Teesside University’s IT and Communication Services department (ITaCS) has invested in an ongoing programme of service maturity closely aligned to the ISO 20001 standard. This work has allowed the IT service to increase efficiency and reduce costs by forming technical streams focussed on meeting the needs of the University.
ITaCS manages a staggering 5000 machines across the University and replaces approximately 20% of these devices each year. With a complex array of hardware specifications and over 1000 supported software applications, the deployment process requires detailed planning and operational excellence to meet tight deadlines each year.
To meet these deadlines in an agile manner, additional work was often required to ensure customers were not disappointed. Similarly, technical challenges were also encountered which required machines to be re-imaged, increasing the time required to complete the deployment activities. With growing demands and tight timescales there was the risk that the deadlines were not achieved.
To mitigate this risk a service improvement programme was required to ensure that the new machines were in place to support teaching, research and operational activities across the University by the start of the academic year.
ITaCS were aware that the key to optimising the deployment process was to be found through investment in IT Service Management and therefore approached us to assist with a programme of service maturity. ITaCS particularly valued our pragmatic, value-focussed approach to service management alongside the experience we provided from improving similar processes across the education sector.
First we completed a review of the existing process in order to assist ITaCS in identifying improvements across the areas of people, process and technology. This included staff interviews, process mapping activities, staff workshops and technical investigations to make sure the process was examined from every perspective.
Our specialists utilised IT Service Management best practice frameworks, such as ITIL, to suggest improvements which would optimise the efficiency of the deployment process. We also employed lean principles to promote the value of all staff involved in the process and worked towards fostering a culture where every member of ITaCS was empowered to suggest process improvements.
Our technology specialists focus on resolving technical challenges on a day-to-day basis and are able to assist our clients’ optimisation of their system configurations (on platforms such as SCCM) to maximum effect. Therefore the final stage in the project involved utilising our technical specialists and their detailed knowledge of the Microsoft SCCM platform to identify potential improvements, which aimed to remove technical bottlenecks and increase the efficiency of deployments.
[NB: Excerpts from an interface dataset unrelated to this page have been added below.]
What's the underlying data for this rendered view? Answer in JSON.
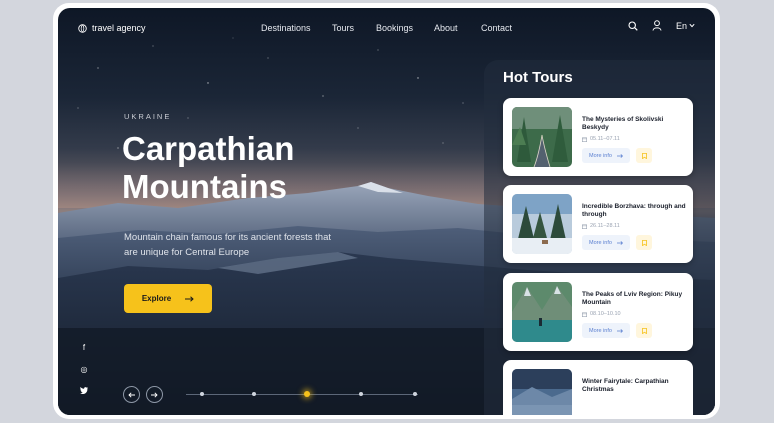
{
  "brand": {
    "name": "travel agency",
    "icon": "globe-icon"
  },
  "nav": {
    "items": [
      {
        "label": "Destinations"
      },
      {
        "label": "Tours"
      },
      {
        "label": "Bookings"
      },
      {
        "label": "About"
      },
      {
        "label": "Contact"
      }
    ],
    "language": "En",
    "icons": [
      "search-icon",
      "user-icon",
      "chevron-down-icon"
    ]
  },
  "hero": {
    "country": "UKRAINE",
    "title_line1": "Carpathian",
    "title_line2": "Mountains",
    "description": "Mountain chain famous for its ancient forests that are unique for Central Europe",
    "cta_label": "Explore",
    "accent": "#f6c21b"
  },
  "social": [
    {
      "icon": "facebook-icon",
      "glyph": "f"
    },
    {
      "icon": "instagram-icon",
      "glyph": "◎"
    },
    {
      "icon": "twitter-icon",
      "glyph": "🐦"
    }
  ],
  "slider": {
    "slides": 5,
    "active_index": 2
  },
  "hot_tours": {
    "title": "Hot Tours",
    "more_label": "More info",
    "cards": [
      {
        "title": "The Mysteries of Skolivski Beskydy",
        "date": "05.11–07.11"
      },
      {
        "title": "Incredible Borzhava: through and through",
        "date": "26.11–28.11"
      },
      {
        "title": "The Peaks of Lviv Region: Pikuy Mountain",
        "date": "08.10–10.10"
      },
      {
        "title": "Winter Fairytale: Carpathian Christmas",
        "date": ""
      }
    ]
  }
}
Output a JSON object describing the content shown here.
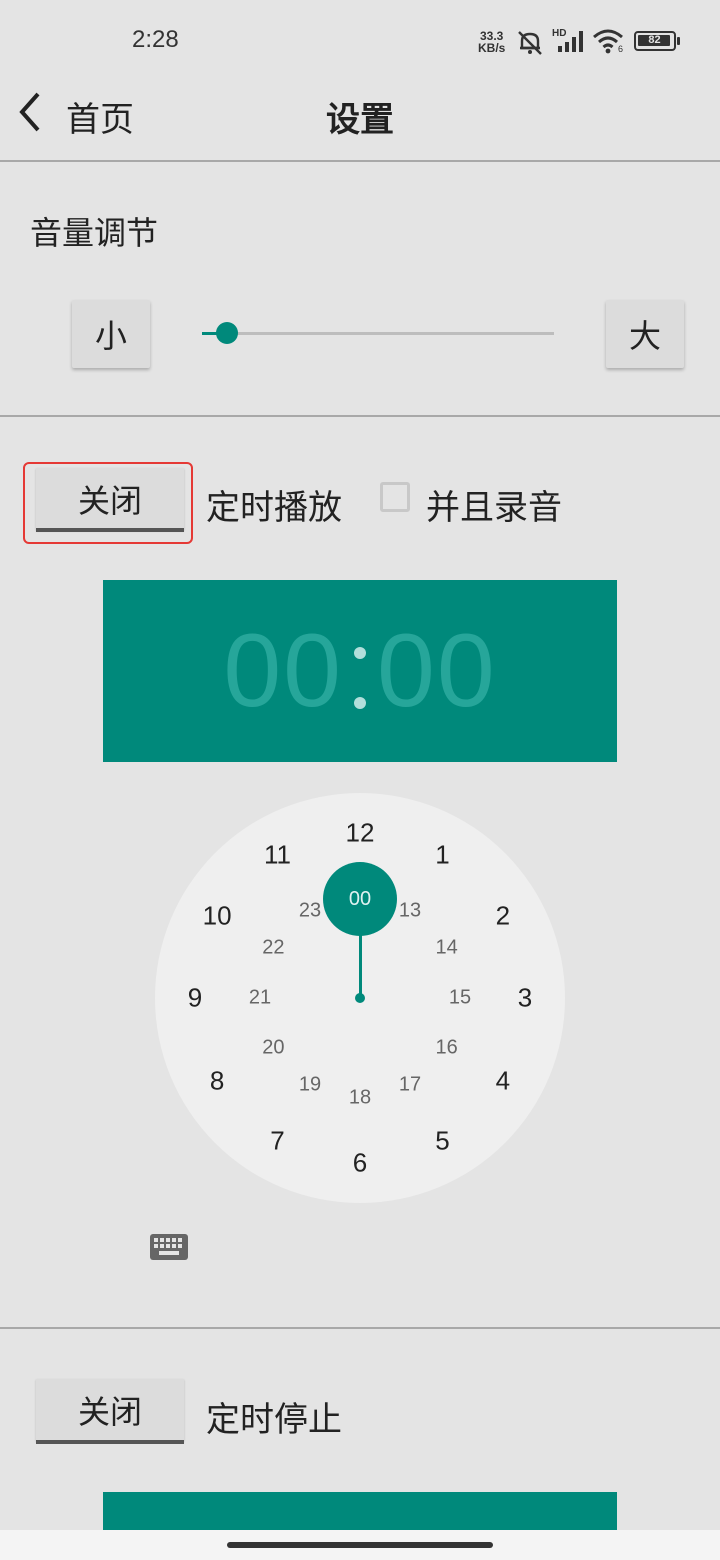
{
  "status": {
    "time": "2:28",
    "net_speed_value": "33.3",
    "net_speed_unit": "KB/s",
    "hd": "HD",
    "wifi_badge": "6",
    "battery": "82"
  },
  "header": {
    "back_label": "首页",
    "title": "设置"
  },
  "volume": {
    "title": "音量调节",
    "minus_label": "小",
    "plus_label": "大",
    "level_fraction": 0.07
  },
  "timed_play": {
    "toggle_label": "关闭",
    "label": "定时播放",
    "record_label": "并且录音",
    "record_checked": false,
    "time_hours": "00",
    "time_minutes": "00",
    "selected_label": "00",
    "dial_outer": [
      "12",
      "1",
      "2",
      "3",
      "4",
      "5",
      "6",
      "7",
      "8",
      "9",
      "10",
      "11"
    ],
    "dial_inner": [
      "00",
      "13",
      "14",
      "15",
      "16",
      "17",
      "18",
      "19",
      "20",
      "21",
      "22",
      "23"
    ]
  },
  "timed_stop": {
    "toggle_label": "关闭",
    "label": "定时停止"
  },
  "colors": {
    "accent": "#00897b",
    "highlight": "#e53935"
  }
}
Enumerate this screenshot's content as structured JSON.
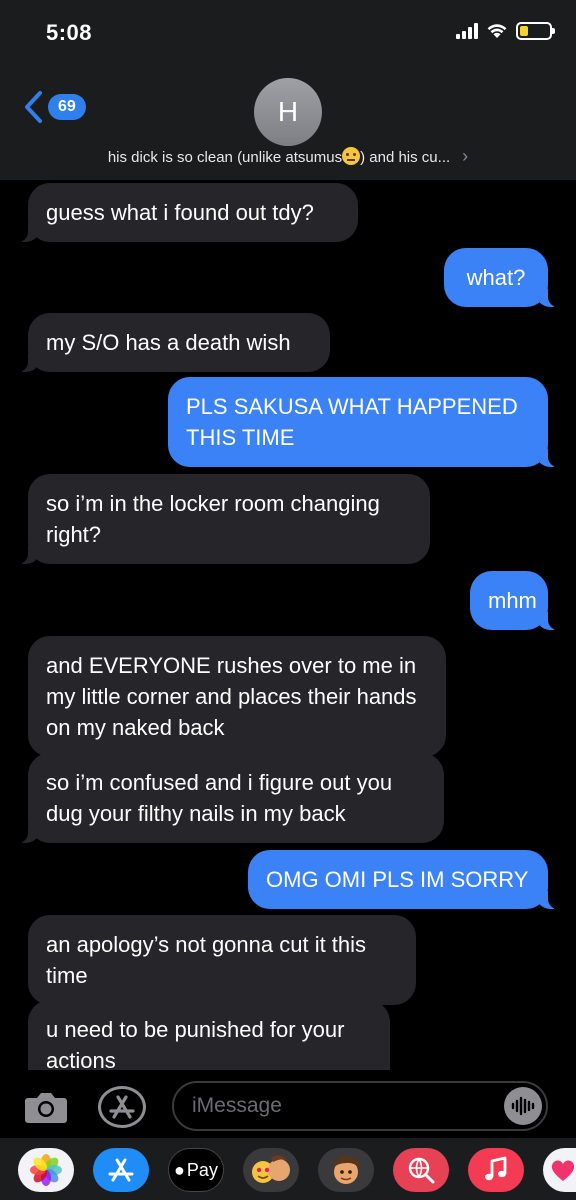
{
  "status_bar": {
    "time": "5:08"
  },
  "header": {
    "back_badge": "69",
    "avatar_initial": "H",
    "contact_name_before_emoji": "his dick is so clean (unlike atsumus",
    "contact_name_after_emoji": ") and his cu...",
    "emoji_icon": "neutral-face-emoji"
  },
  "messages": [
    {
      "direction": "incoming",
      "text": "guess what i found out tdy?"
    },
    {
      "direction": "outgoing",
      "text": "what?"
    },
    {
      "direction": "incoming",
      "text": "my S/O has a death wish"
    },
    {
      "direction": "outgoing",
      "text": "PLS SAKUSA WHAT HAPPENED THIS TIME"
    },
    {
      "direction": "incoming",
      "text": "so i’m in the locker room changing right?"
    },
    {
      "direction": "outgoing",
      "text": "mhm"
    },
    {
      "direction": "incoming",
      "text": "and EVERYONE rushes over to me in my little corner and places their hands on my naked back"
    },
    {
      "direction": "incoming",
      "text": "so i’m confused and i figure out you dug your filthy nails in my back"
    },
    {
      "direction": "outgoing",
      "text": "OMG OMI PLS IM SORRY"
    },
    {
      "direction": "incoming",
      "text": "an apology’s not gonna cut it this time"
    },
    {
      "direction": "incoming",
      "text": "u need to be punished for your actions"
    }
  ],
  "composer": {
    "placeholder": "iMessage"
  },
  "app_drawer": {
    "apple_pay_label": "Pay",
    "apps": [
      "photos-icon",
      "app-store-icon",
      "apple-pay-icon",
      "memoji-stickers-icon",
      "memoji-icon",
      "web-images-icon",
      "music-icon",
      "digital-touch-icon"
    ]
  },
  "colors": {
    "incoming_bubble": "#26262a",
    "outgoing_bubble": "#3b82f6",
    "accent": "#2f80ed",
    "battery": "#f5d230"
  }
}
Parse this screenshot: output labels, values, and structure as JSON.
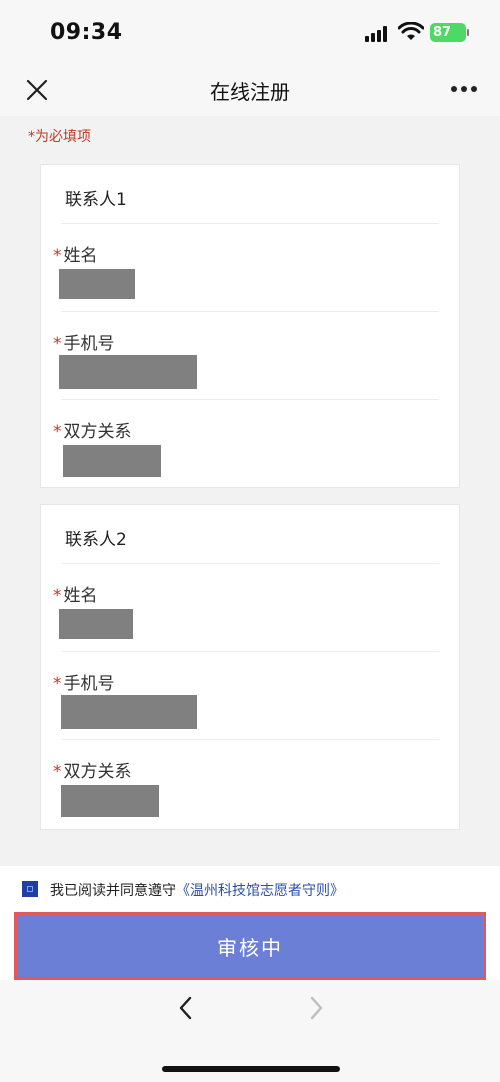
{
  "status_bar": {
    "time": "09:34",
    "battery": "87"
  },
  "nav": {
    "title": "在线注册",
    "close_icon": "close-icon",
    "more_icon": "more-icon"
  },
  "form": {
    "required_note": "*为必填项",
    "contacts": [
      {
        "title": "联系人1",
        "fields": [
          {
            "required_mark": "*",
            "label": "姓名"
          },
          {
            "required_mark": "*",
            "label": "手机号"
          },
          {
            "required_mark": "*",
            "label": "双方关系"
          }
        ]
      },
      {
        "title": "联系人2",
        "fields": [
          {
            "required_mark": "*",
            "label": "姓名"
          },
          {
            "required_mark": "*",
            "label": "手机号"
          },
          {
            "required_mark": "*",
            "label": "双方关系"
          }
        ]
      }
    ]
  },
  "agreement": {
    "text": "我已阅读并同意遵守",
    "link": "《温州科技馆志愿者守则》"
  },
  "submit": {
    "label": "审核中"
  },
  "colors": {
    "accent_button": "#6b7fd6",
    "required_red": "#c0392b",
    "link_blue": "#2c4fa8"
  }
}
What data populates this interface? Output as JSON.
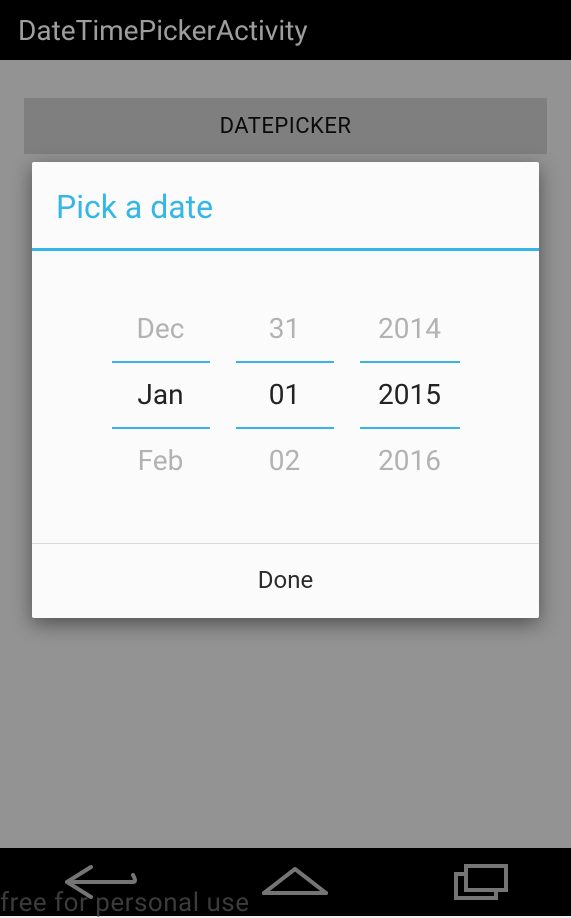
{
  "actionBar": {
    "title": "DateTimePickerActivity"
  },
  "buttons": {
    "datepicker_label": "DATEPICKER"
  },
  "dialog": {
    "title": "Pick a date",
    "month": {
      "prev": "Dec",
      "current": "Jan",
      "next": "Feb"
    },
    "day": {
      "prev": "31",
      "current": "01",
      "next": "02"
    },
    "year": {
      "prev": "2014",
      "current": "2015",
      "next": "2016"
    },
    "done_label": "Done"
  },
  "watermark": "free for personal use"
}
In line with the Gartner process maturity model, we have been working toward service improvement for some time. As Waterstons’ approach matches closely with those principles, we commissioned them to work with us regarding improving the process of deployment across the University.
The key recommendations from the review are summarised below:
The key to lasting improvements was identified as the formation of a cross-functional project team. This team will assemble at the start of the deployment process to address resource constraints and ensure the success of the annual technical refresh activities. With the appointment of a clear process owner and a spirit of continual improvement, staff will unite to achieve a common purpose.
The key to process efficiency is an agile approach, centred on several deployment 'timeboxes'. This approach allows build, test and deploy activities to be concentrated into cycles, as new requirements are gathered from Schools and Departments throughout the year. This approach delivers the flexibility and efficiency required to meet the University’s needs.
A central SCCM service is configured to manage the deployment of application builds across the University. The technical investigation recommended improvements in order to decrease the time needed to build and deploy new machines.
ITaCS are in the process of delivering the service improvement programme and are well on their way to maturing the deployment process and increasing the efficiency of the annual technical refresh activities. As the improvements are delivered, it is expected that ITaCS will realise the following benefits:
- Increased customer satisfaction through the rapid deployment of new applications and hardware
- Reduced deployment time and associated costs
- Increased time available to deliver value-add projects e.g. staff self-service portal
- Improved relationships with Schools and Departments, allowing ITaCS to be viewed as a strategic partner across the University
So what next?
Stew Hogg's latest White Paper The IT Service Management Journey: Unlocking a Greater Return on Investment from your IT Service looks at the steps you need to take to start your own IT Service Management Journey.